▶ _EXERCISE DESCRIPTION_
All lines in the material containing the word "caption" need to be copied.

Segment Start: SUPPLIED DATA

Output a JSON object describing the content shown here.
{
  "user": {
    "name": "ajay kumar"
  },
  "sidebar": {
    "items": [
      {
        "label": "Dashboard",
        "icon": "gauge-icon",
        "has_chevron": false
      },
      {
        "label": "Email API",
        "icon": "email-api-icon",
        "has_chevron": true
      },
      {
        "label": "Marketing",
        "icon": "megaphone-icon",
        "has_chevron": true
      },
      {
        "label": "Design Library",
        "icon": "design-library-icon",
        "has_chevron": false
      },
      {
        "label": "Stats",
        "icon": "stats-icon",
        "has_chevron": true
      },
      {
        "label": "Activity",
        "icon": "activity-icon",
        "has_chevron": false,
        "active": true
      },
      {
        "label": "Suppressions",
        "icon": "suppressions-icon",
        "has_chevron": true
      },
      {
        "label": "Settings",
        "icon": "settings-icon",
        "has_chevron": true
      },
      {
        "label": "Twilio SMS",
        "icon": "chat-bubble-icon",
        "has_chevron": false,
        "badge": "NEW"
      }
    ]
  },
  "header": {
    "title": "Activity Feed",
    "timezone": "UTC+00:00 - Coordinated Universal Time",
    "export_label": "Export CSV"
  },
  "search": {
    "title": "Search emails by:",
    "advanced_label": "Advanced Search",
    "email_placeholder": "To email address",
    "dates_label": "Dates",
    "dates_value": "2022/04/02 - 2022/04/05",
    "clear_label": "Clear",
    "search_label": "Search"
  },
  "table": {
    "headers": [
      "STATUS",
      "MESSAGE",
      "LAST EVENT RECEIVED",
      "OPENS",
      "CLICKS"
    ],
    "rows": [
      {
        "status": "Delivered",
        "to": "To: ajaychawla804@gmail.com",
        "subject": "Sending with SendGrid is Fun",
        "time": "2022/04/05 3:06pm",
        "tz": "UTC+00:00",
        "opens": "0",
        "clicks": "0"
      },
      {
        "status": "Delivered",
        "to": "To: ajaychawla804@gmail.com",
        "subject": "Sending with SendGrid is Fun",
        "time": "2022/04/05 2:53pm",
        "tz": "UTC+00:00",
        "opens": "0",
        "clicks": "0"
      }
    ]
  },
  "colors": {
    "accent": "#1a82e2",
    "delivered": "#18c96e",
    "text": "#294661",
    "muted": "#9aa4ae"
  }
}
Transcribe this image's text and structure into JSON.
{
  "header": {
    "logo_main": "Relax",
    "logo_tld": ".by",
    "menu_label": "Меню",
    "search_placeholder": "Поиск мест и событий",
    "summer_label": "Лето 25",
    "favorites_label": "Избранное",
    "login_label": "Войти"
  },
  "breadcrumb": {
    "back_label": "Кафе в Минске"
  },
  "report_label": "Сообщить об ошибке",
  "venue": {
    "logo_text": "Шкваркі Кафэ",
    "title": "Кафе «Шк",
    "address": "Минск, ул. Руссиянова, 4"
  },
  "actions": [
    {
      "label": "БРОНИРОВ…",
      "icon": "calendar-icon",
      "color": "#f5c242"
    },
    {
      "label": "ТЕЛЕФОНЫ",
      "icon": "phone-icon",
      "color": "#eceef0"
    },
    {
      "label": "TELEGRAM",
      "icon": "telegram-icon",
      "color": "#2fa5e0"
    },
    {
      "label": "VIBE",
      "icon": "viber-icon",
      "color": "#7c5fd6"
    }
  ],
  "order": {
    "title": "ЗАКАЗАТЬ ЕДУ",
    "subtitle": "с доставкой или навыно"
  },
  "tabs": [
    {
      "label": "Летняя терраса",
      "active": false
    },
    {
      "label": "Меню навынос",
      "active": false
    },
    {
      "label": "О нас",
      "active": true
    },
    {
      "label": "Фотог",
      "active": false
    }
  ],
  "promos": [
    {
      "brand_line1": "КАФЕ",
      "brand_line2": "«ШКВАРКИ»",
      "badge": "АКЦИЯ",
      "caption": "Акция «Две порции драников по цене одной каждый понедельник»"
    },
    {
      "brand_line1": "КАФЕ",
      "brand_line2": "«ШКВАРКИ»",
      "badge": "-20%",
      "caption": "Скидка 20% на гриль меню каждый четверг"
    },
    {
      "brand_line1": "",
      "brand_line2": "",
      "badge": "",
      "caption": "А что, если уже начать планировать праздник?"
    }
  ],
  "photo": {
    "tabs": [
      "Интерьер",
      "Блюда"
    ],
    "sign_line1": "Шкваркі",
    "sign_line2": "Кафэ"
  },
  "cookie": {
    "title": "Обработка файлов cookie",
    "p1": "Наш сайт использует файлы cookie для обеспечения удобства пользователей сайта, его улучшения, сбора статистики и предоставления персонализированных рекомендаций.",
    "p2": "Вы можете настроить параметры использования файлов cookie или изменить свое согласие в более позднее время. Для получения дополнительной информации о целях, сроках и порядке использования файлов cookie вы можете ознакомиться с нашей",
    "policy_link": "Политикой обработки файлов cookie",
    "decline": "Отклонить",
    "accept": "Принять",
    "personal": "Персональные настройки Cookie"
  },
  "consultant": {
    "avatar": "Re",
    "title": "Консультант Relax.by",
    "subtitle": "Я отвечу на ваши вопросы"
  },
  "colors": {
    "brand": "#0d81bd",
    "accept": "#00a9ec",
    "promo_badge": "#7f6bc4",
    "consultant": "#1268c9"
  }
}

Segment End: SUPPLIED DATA

▶ _ANSWER TO THE EXERCISE_
      "caption": "Акция «Две порции драников по цене одной каждый понедельник»"
      "caption": "Скидка 20% на гриль меню каждый четверг"
      "caption": "А что, если уже начать планировать праздник?"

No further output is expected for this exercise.